There may be no decade whose clichés are more threadbare than the Roaring Twenties’ — at least, judging by Speakeasy Dollhouse: Ziegfeld’s Midnight Frolic, an immersive performance created by Cynthia von Buhler. The piece trades in familiar flapper-isms — scandal, booze, fringy dresses — but although it promises audience participation, only the cast appears to have any fun.
Midnight Frolic‘s biggest revelation comes at the start. You enter a 42nd Street diner, then walk through a back door into the beautiful, hidden Liberty Theatre behind. You receive a “passport” — and possibly a role (aspiring Ziegfeld girl; Al Capone) — though it’s unclear exactly how the creators expect you to play along. Performers impersonating Twenties icons — Josephine Baker, Fanny Brice — belt out period-appropriate tunes, alongside, inexplicably, recent songs (Daft Punk’s “Get Lucky,” anyone?). The singers are talented (as are the aerial gymnasts), but three hours with spotty microphones makes for a long cabaret no matter how much hip-shaking it involves.
Meanwhile, the story of Olive Thomas (Syrie Moskowitz), a beautiful Ziegfeld girl who died mysteriously, unfolds fitfully. And while the audience is periodically invited backstage to witness Olive’s tragic end, there’s disappointingly little to see.
The shadow of Sleep No More looms large here.

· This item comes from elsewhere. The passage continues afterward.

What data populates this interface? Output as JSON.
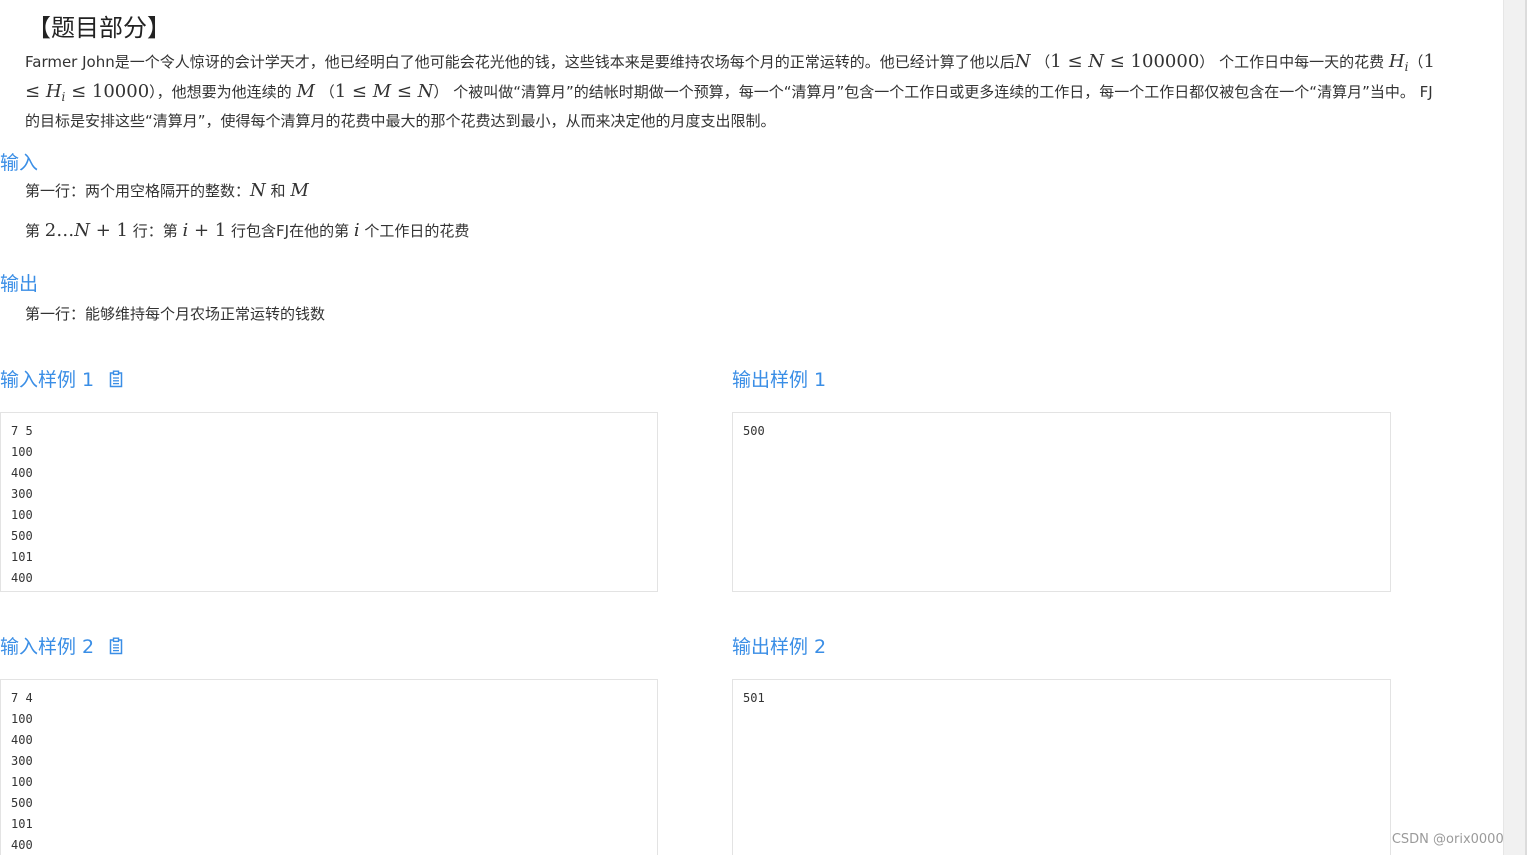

For immersive spectacle to work, however, there must be something exciting to immerse yourself in.
This article from the Village Voice Archive was posted on April 29, 2015